Data for the task:
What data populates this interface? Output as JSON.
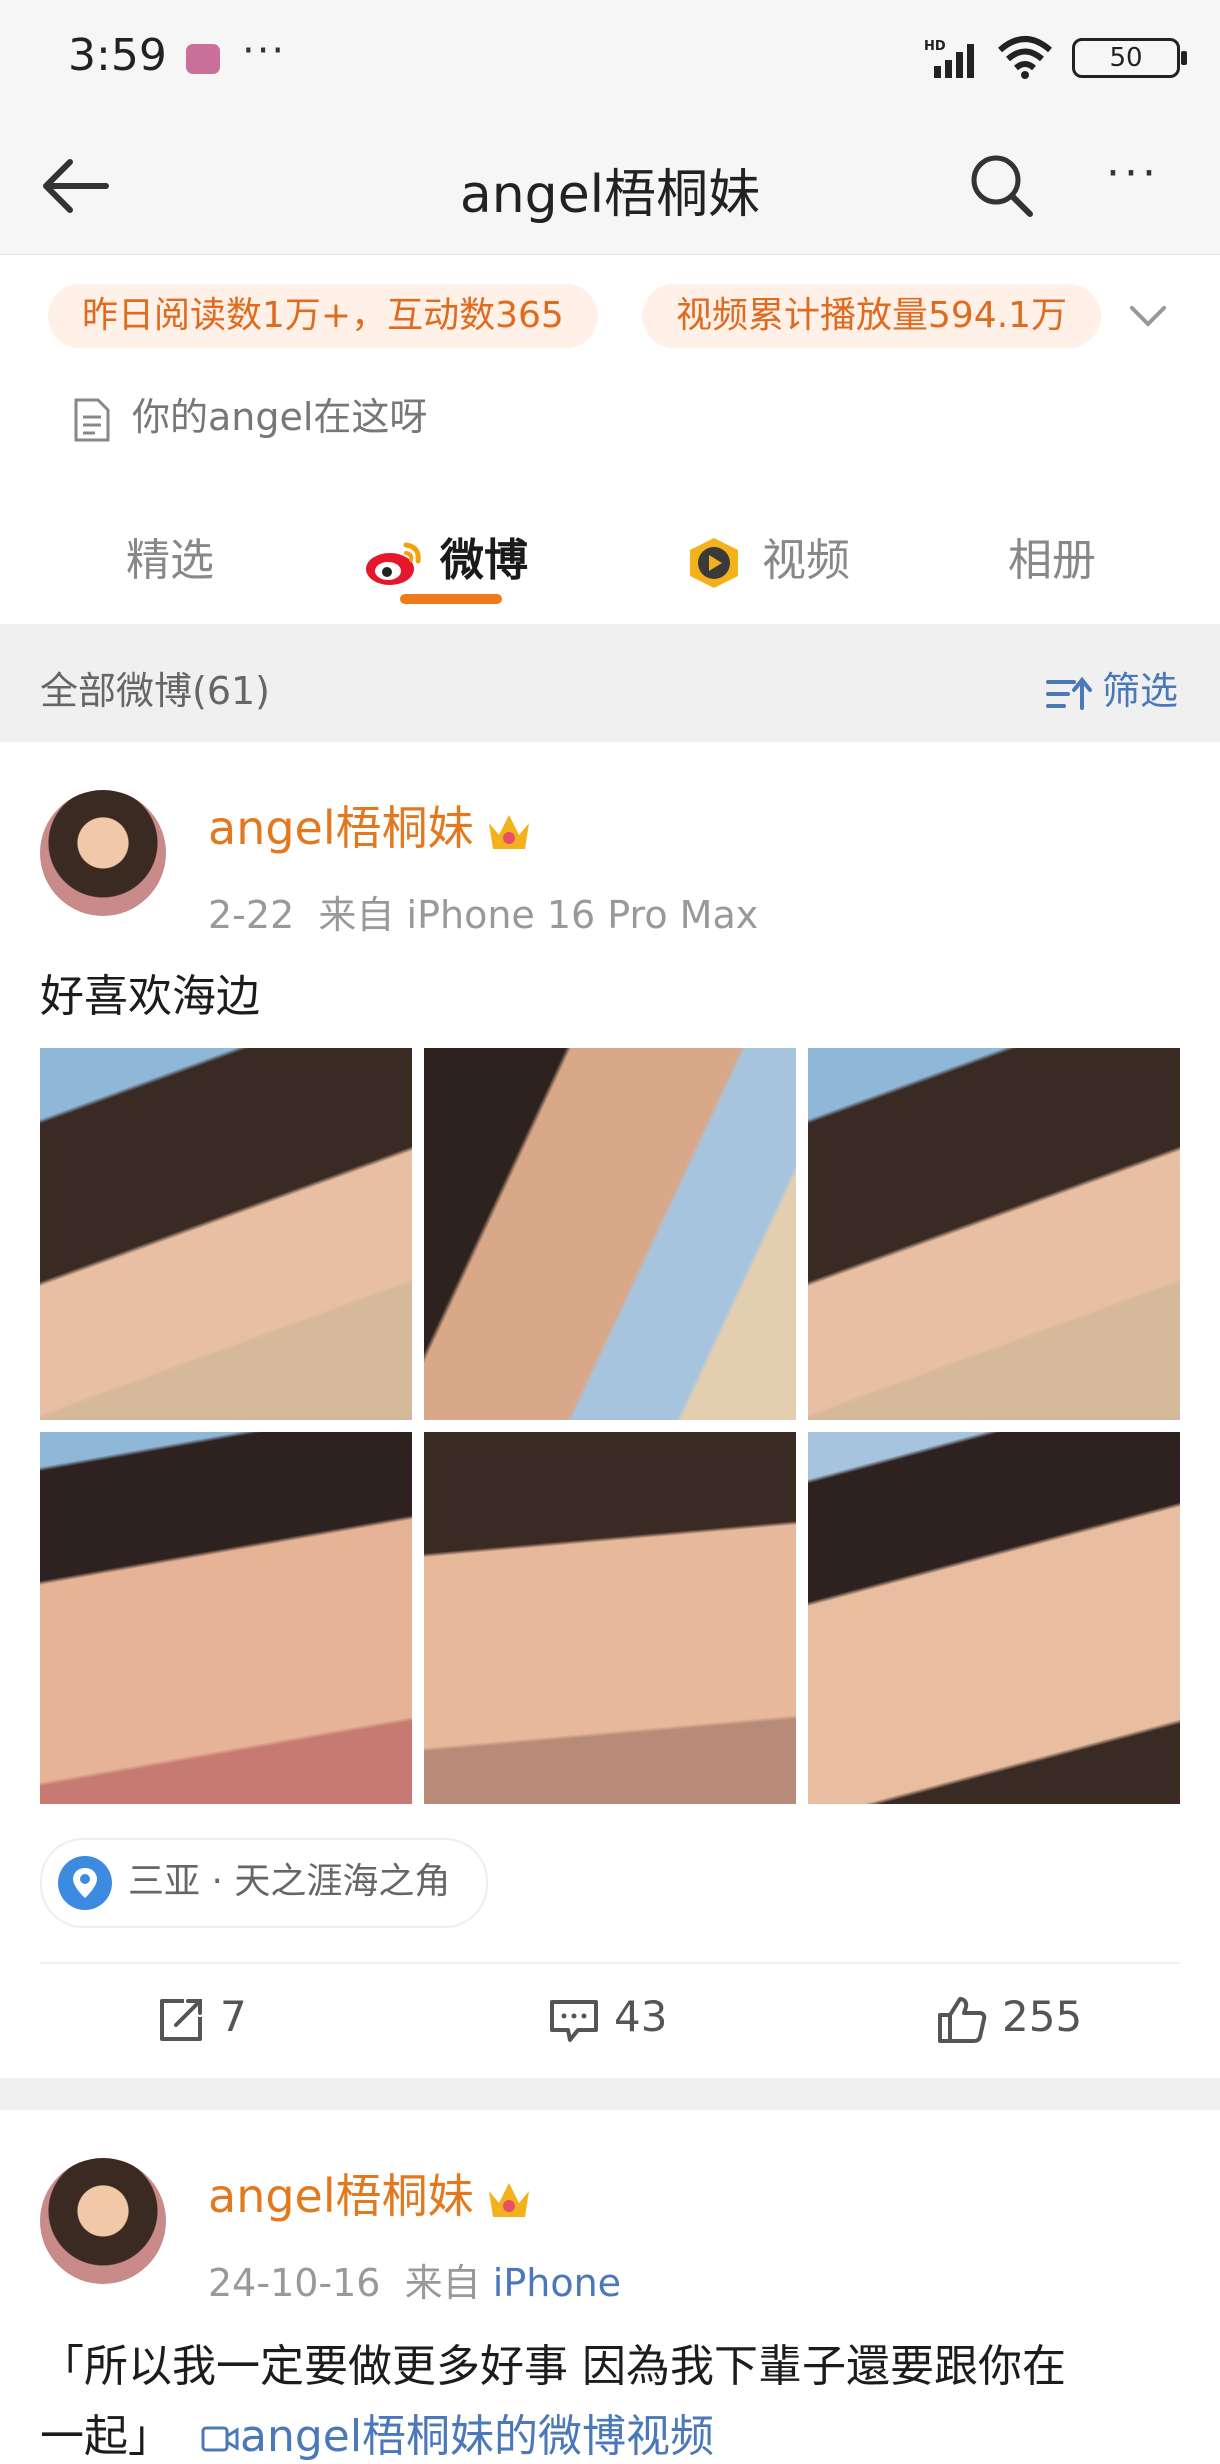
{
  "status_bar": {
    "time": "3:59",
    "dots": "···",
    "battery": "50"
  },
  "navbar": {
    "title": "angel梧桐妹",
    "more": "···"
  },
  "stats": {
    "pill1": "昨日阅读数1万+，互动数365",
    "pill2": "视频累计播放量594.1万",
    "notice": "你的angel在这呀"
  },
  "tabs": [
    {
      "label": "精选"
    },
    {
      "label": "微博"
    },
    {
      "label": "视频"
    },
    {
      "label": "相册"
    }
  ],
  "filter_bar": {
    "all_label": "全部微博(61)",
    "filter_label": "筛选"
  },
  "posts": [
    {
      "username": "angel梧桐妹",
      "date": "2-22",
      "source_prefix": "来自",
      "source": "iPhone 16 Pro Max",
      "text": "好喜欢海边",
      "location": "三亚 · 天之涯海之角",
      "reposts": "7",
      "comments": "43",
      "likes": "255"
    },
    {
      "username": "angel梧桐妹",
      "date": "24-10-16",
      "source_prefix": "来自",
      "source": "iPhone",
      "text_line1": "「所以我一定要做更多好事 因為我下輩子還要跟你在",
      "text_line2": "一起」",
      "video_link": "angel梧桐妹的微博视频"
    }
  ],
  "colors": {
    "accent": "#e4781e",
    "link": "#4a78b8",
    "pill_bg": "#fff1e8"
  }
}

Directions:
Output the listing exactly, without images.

Response to this task:
What data populates this interface? Output as JSON.
{
  "status_bar": {
    "time": "3:59",
    "dots": "···",
    "battery": "50"
  },
  "navbar": {
    "title": "angel梧桐妹",
    "more": "···"
  },
  "stats": {
    "pill1": "昨日阅读数1万+，互动数365",
    "pill2": "视频累计播放量594.1万",
    "notice": "你的angel在这呀"
  },
  "tabs": [
    {
      "label": "精选"
    },
    {
      "label": "微博"
    },
    {
      "label": "视频"
    },
    {
      "label": "相册"
    }
  ],
  "filter_bar": {
    "all_label": "全部微博(61)",
    "filter_label": "筛选"
  },
  "posts": [
    {
      "username": "angel梧桐妹",
      "date": "2-22",
      "source_prefix": "来自",
      "source": "iPhone 16 Pro Max",
      "text": "好喜欢海边",
      "location": "三亚 · 天之涯海之角",
      "reposts": "7",
      "comments": "43",
      "likes": "255"
    },
    {
      "username": "angel梧桐妹",
      "date": "24-10-16",
      "source_prefix": "来自",
      "source": "iPhone",
      "text_line1": "「所以我一定要做更多好事 因為我下輩子還要跟你在",
      "text_line2": "一起」",
      "video_link": "angel梧桐妹的微博视频"
    }
  ],
  "colors": {
    "accent": "#e4781e",
    "link": "#4a78b8",
    "pill_bg": "#fff1e8"
  }
}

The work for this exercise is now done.